Start of Block

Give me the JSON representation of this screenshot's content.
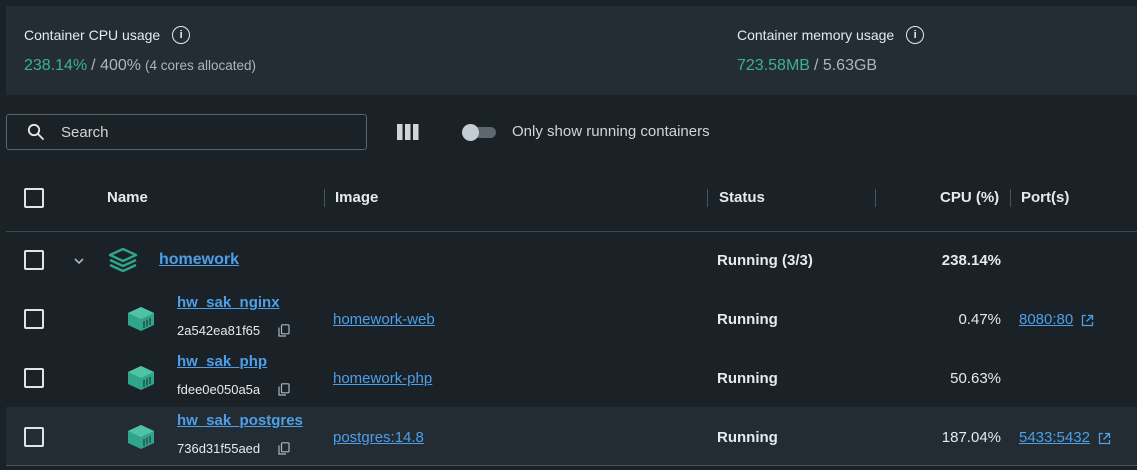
{
  "stats": {
    "cpu": {
      "label": "Container CPU usage",
      "value": "238.14%",
      "total": "/ 400%",
      "note": "(4 cores allocated)"
    },
    "memory": {
      "label": "Container memory usage",
      "value": "723.58MB",
      "total": "/ 5.63GB"
    }
  },
  "toolbar": {
    "search_placeholder": "Search",
    "toggle_label": "Only show running containers",
    "toggle_on": false
  },
  "table": {
    "headers": {
      "name": "Name",
      "image": "Image",
      "status": "Status",
      "cpu": "CPU (%)",
      "ports": "Port(s)"
    },
    "group": {
      "name": "homework",
      "status": "Running (3/3)",
      "cpu": "238.14%"
    },
    "rows": [
      {
        "name": "hw_sak_nginx",
        "id": "2a542ea81f65",
        "image": "homework-web",
        "status": "Running",
        "cpu": "0.47%",
        "port": "8080:80"
      },
      {
        "name": "hw_sak_php",
        "id": "fdee0e050a5a",
        "image": "homework-php",
        "status": "Running",
        "cpu": "50.63%",
        "port": ""
      },
      {
        "name": "hw_sak_postgres",
        "id": "736d31f55aed",
        "image": "postgres:14.8",
        "status": "Running",
        "cpu": "187.04%",
        "port": "5433:5432"
      }
    ]
  },
  "colors": {
    "accent_green": "#3fb08f",
    "link_blue": "#4d9fe8",
    "container_teal": "#2fa58b"
  },
  "icons": [
    "info-icon",
    "search-icon",
    "columns-icon",
    "chevron-down-icon",
    "stack-icon",
    "container-icon",
    "copy-icon",
    "external-link-icon"
  ]
}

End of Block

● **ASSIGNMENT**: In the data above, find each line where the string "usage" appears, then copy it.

● **RESULT OF THE TASK**:
      "label": "Container CPU usage",
      "label": "Container memory usage",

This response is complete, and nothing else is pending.